“The improvements in cases is not happening fast enough. Too many people are still not complying as fully as we need with the advice. There are early indications that we may be levelling off in terms of improvement, but at far, far too high a level of infection. The UK variant is very likely making our challenge more difficult. Please follow the public health advice. The safest place at the moment is at home. Please stay at home.”
Dr Cillian De Gascun, Medical Virologist and Director of the National Virus Reference Laboratory, said: “Due to the nature of the mutation found in the UK variant of the virus, it is inevitable that it will become the dominant variant here in Ireland over time. The UK variant has adapted to us: simply put, it is better at moving from person to person when we come into contact. So what we must do is reduce its opportunities to spread by cutting out socialising. Stay home. Do not visit anyone else’s home. Do not attend illegal gatherings. Remember the simple and effective measures from springtime – wash your hands well and often, wear a mask, cough and sneeze into your elbow, keep 2 metres of space from others, and phone your GP at the very first sign of COVID-19 symptoms.”
The COVID-19 Dashboard provides up-to-date information on the key indicators of COVID-19 in the community. As of yesterday, the dashboard includes information on Total Vaccines Administered (1st Dose).
* Validation of data at the HPSC has resulted in the denotification of 1 death. The figure of 2,595 deaths reflects this.
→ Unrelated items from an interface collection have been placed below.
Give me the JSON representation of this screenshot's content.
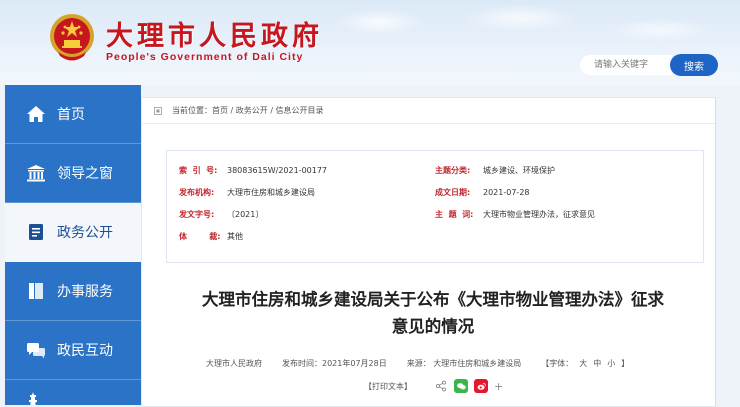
{
  "header": {
    "title": "大理市人民政府",
    "subtitle": "People's Government of Dali City",
    "search_placeholder": "请输入关键字",
    "search_button": "搜索"
  },
  "sidebar": {
    "items": [
      {
        "label": "首页",
        "icon": "home-icon"
      },
      {
        "label": "领导之窗",
        "icon": "government-building-icon"
      },
      {
        "label": "政务公开",
        "icon": "document-icon"
      },
      {
        "label": "办事服务",
        "icon": "book-icon"
      },
      {
        "label": "政民互动",
        "icon": "chat-bubbles-icon"
      }
    ],
    "active_index": 2
  },
  "breadcrumb": {
    "prefix": "当前位置：",
    "path": "首页 / 政务公开 / 信息公开目录"
  },
  "info": {
    "index_label": "索  引  号:",
    "index_value": "38083615W/2021-00177",
    "topic_label": "主题分类:",
    "topic_value": "城乡建设、环境保护",
    "issuer_label": "发布机构:",
    "issuer_value": "大理市住房和城乡建设局",
    "date_label": "成文日期:",
    "date_value": "2021-07-28",
    "docno_label": "发文字号:",
    "docno_value": "〔2021〕",
    "subject_label": "主  题  词:",
    "subject_value": "大理市物业管理办法，征求意见",
    "carrier_label": "体        裁:",
    "carrier_value": "其他"
  },
  "article": {
    "title": "大理市住房和城乡建设局关于公布《大理市物业管理办法》征求意见的情况",
    "author": "大理市人民政府",
    "publish_time": "发布时间：2021年07月28日",
    "source": "来源： 大理市住房和城乡建设局",
    "font_label_open": "【字体：",
    "font_large": "大",
    "font_medium": "中",
    "font_small": "小",
    "font_label_close": "】",
    "print": "【打印文本】",
    "share_more": "+"
  },
  "colors": {
    "brand_red": "#c7161e",
    "nav_blue": "#2a73c6",
    "button_blue": "#1e64c4",
    "label_red": "#c0282e",
    "wechat_green": "#3bb54a",
    "weibo_red": "#e6162d"
  }
}
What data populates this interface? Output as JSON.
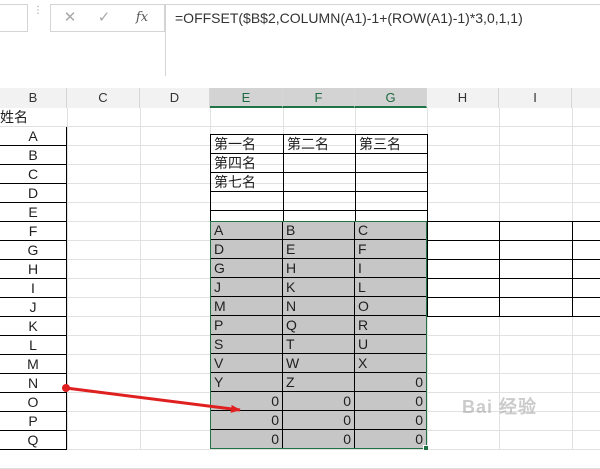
{
  "formula_bar": {
    "name_dots": "⋮",
    "cancel_icon": "✕",
    "enter_icon": "✓",
    "fx_label": "fx",
    "formula": "=OFFSET($B$2,COLUMN(A1)-1+(ROW(A1)-1)*3,0,1,1)"
  },
  "columns": [
    "B",
    "C",
    "D",
    "E",
    "F",
    "G",
    "H",
    "I"
  ],
  "selected_columns": [
    "E",
    "F",
    "G"
  ],
  "col_b_header": "姓名",
  "col_b": [
    "A",
    "B",
    "C",
    "D",
    "E",
    "F",
    "G",
    "H",
    "I",
    "J",
    "K",
    "L",
    "M",
    "N",
    "O",
    "P",
    "Q"
  ],
  "rank_table": {
    "row1": [
      "第一名",
      "第二名",
      "第三名"
    ],
    "row2": [
      "第四名",
      "",
      ""
    ],
    "row3": [
      "第七名",
      "",
      ""
    ]
  },
  "result_rows": [
    [
      "A",
      "B",
      "C"
    ],
    [
      "D",
      "E",
      "F"
    ],
    [
      "G",
      "H",
      "I"
    ],
    [
      "J",
      "K",
      "L"
    ],
    [
      "M",
      "N",
      "O"
    ],
    [
      "P",
      "Q",
      "R"
    ],
    [
      "S",
      "T",
      "U"
    ],
    [
      "V",
      "W",
      "X"
    ],
    [
      "Y",
      "Z",
      "0"
    ],
    [
      "0",
      "0",
      "0"
    ],
    [
      "0",
      "0",
      "0"
    ],
    [
      "0",
      "0",
      "0"
    ]
  ],
  "watermark": "Bai 经验",
  "colors": {
    "selection": "#217346",
    "result_fill": "#c6c6c6",
    "arrow": "#e02020"
  }
}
Validation of data at the HPSC has resulted in the denotification of 7 confirmed cases. The figure of 169,780 confirmed cases reflects this.
Today’s cases, 14-day incidence rate per 100,000 population and new cases in last 14 days days (as of midnight 15 January 2021) (incidence rate based on Census 2016 county population)
|County||Today’s cases(to midnight 15Jan2021)||14-day incidence rate per 100,000 population (to 15Jan2021)||New Cases during last 14 days(to 15Jan2021)|
The 7 day incidence rate is 610.9
The 5 day moving average is 3,465
Galway TD adds his voice to calls for army to be used in vaccine roll-out
Galway bay FM Newsroom – A Galway TD is adding his voice to calls for the army to be used as part of the COVID-19 vaccine roll-out.
The call from Independent Galway East TD Sean Canney comes as Galway this week recorded the country’s highest number of daily cases at 604
That occurred on Tuesday, while last evening Galway had the country’s fourth highest number of new cases but considerably less at 187.
In a further development the newly arrived Moderna vaccine is being administered in Galway from today to GPs, one of three locations in the country chosen to pilot this.
Deputy Canney says the army and the National Army Reserve should be mobilised to help deliver the vaccination programme as quickly as possible.
He argues the army is equipped with the necessary medical and logistical expertise to assist with the national effort.
He has described the National COVID-19 Vaccination Strategy as full of aspiration and says weekly reports that show the progress of the roll-out should also be delivered by Government.